Problem statement - Across the entries below, tally every line that holds the word "shortcut". Give only the tally.

(Entries from a dataset of interfaces)
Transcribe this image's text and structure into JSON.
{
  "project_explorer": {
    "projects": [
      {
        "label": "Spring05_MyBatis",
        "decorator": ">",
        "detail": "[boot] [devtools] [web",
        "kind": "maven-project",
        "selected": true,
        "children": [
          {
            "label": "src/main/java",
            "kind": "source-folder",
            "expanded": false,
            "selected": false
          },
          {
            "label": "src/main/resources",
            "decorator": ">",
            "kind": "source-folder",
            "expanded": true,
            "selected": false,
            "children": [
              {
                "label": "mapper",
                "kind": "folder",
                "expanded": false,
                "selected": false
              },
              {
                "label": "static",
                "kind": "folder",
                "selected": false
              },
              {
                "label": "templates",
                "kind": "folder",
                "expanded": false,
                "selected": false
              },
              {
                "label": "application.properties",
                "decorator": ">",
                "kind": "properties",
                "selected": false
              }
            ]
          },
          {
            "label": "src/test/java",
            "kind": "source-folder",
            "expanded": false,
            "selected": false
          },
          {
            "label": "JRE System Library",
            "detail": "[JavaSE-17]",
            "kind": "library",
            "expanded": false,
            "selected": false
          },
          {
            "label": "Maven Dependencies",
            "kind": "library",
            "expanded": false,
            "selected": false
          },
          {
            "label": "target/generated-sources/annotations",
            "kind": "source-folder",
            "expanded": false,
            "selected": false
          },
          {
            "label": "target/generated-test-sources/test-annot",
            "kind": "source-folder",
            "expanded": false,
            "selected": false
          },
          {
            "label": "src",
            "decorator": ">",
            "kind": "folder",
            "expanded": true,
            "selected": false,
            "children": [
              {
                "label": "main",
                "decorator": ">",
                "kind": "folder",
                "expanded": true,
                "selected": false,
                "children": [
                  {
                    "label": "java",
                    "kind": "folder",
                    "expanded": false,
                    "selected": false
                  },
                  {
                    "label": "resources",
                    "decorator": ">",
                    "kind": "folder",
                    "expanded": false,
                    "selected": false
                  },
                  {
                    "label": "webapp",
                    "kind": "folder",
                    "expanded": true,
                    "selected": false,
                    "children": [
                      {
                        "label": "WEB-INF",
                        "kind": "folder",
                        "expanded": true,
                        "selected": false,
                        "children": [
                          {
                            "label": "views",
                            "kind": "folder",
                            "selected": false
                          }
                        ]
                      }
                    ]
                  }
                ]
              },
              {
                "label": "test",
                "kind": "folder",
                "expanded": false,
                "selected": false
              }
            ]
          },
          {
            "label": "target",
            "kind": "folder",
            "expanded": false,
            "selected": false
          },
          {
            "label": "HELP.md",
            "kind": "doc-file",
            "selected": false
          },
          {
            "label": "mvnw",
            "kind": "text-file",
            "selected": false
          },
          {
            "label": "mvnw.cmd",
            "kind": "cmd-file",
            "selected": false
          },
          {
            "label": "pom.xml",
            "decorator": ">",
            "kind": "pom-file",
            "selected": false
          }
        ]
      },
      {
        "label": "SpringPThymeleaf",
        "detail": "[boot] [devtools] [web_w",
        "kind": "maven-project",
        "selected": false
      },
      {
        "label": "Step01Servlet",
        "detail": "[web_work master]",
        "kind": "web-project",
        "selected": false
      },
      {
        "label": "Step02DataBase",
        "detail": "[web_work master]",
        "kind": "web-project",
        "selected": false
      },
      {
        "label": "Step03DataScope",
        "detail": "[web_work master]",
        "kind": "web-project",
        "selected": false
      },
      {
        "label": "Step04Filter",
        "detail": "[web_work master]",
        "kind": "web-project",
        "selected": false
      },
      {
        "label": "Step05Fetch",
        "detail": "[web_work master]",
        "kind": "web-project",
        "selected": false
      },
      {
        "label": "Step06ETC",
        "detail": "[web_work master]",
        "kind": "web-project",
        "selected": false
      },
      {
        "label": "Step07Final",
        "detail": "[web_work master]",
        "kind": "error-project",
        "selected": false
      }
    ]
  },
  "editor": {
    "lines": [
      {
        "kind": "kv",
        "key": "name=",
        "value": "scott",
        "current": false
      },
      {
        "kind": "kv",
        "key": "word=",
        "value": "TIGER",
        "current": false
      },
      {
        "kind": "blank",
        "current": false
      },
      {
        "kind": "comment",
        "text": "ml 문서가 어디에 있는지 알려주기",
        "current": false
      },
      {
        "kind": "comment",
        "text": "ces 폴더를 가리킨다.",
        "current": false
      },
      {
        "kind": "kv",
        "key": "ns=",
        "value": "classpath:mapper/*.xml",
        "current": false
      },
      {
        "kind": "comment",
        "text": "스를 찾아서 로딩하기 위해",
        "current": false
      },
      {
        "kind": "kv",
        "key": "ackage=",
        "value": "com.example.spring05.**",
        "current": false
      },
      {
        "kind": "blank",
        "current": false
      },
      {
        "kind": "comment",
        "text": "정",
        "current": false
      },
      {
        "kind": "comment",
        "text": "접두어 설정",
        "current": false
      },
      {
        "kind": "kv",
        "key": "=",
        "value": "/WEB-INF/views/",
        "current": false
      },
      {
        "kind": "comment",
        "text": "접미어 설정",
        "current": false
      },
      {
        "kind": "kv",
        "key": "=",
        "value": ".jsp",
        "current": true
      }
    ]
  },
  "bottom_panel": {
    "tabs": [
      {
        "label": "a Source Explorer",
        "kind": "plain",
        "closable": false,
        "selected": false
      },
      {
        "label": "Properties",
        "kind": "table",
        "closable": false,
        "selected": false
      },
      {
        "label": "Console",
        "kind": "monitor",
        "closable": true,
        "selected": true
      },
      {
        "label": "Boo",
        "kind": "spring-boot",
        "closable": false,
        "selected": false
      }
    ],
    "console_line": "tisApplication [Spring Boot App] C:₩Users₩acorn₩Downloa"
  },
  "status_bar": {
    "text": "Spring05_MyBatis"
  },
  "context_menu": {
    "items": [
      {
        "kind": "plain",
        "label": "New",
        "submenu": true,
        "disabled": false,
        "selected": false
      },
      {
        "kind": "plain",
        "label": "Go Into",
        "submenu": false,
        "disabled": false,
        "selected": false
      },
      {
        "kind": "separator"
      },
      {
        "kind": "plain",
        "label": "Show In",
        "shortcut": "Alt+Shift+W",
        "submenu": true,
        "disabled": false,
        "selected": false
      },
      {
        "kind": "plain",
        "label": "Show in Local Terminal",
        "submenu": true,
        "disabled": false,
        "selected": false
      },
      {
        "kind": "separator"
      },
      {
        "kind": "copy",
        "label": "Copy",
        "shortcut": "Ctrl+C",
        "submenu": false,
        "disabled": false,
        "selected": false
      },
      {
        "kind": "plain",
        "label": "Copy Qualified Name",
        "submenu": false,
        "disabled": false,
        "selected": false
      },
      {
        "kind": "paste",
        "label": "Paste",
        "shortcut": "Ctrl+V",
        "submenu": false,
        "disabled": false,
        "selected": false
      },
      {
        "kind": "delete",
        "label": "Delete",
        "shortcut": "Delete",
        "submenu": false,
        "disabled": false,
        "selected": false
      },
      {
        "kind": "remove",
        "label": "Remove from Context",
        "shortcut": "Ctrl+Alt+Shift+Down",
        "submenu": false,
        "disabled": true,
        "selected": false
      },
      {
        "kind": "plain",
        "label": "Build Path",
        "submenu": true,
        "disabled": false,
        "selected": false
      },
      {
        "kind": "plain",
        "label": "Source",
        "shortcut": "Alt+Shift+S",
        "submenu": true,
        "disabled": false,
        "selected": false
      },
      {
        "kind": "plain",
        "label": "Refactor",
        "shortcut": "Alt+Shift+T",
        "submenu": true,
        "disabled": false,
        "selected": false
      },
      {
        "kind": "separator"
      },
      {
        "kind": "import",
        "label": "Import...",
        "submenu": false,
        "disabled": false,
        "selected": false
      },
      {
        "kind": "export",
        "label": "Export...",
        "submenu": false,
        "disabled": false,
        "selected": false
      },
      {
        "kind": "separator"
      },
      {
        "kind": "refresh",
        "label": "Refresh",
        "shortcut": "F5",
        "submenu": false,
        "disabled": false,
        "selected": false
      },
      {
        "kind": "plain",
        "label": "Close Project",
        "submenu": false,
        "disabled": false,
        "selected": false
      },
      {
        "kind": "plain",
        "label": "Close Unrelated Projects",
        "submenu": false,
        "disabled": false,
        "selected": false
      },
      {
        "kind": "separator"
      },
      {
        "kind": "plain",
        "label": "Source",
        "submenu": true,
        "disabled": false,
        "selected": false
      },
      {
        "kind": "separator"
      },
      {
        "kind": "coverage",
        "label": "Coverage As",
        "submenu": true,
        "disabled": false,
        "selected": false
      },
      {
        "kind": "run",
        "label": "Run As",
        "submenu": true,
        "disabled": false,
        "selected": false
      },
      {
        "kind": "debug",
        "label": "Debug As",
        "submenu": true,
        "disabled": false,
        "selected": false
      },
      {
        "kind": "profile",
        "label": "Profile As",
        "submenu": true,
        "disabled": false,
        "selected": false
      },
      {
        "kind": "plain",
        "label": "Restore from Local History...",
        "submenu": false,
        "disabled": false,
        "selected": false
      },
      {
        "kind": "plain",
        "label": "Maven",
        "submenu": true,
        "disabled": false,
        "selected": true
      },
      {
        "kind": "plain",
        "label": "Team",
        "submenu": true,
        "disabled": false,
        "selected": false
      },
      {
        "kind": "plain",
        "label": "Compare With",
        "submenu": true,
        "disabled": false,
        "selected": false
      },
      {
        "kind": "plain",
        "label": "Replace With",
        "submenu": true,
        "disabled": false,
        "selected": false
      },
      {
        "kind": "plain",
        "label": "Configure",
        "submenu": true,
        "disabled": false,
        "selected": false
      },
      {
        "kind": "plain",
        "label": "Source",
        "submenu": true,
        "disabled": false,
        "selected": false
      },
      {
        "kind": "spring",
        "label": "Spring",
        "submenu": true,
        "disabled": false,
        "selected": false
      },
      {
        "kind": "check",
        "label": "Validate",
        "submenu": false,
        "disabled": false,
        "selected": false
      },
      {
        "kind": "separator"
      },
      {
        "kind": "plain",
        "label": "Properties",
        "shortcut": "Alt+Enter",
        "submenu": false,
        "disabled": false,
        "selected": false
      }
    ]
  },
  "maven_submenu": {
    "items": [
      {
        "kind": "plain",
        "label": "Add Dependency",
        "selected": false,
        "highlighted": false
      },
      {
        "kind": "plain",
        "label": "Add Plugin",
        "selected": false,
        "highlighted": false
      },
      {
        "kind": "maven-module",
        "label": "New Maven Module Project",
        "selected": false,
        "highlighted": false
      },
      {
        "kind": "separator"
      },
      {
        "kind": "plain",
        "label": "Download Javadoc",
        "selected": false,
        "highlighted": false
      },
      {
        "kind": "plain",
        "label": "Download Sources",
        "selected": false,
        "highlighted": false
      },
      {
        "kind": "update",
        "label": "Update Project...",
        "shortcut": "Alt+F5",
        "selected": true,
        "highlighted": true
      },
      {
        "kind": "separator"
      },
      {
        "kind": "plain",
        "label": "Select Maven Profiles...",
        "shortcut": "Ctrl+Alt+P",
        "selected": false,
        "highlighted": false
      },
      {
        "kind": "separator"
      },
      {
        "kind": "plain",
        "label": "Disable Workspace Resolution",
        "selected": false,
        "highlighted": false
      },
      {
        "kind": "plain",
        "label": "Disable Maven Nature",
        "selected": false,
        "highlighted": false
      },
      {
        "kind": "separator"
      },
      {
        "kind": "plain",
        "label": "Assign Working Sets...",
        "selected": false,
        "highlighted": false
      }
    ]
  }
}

Exercise response - 11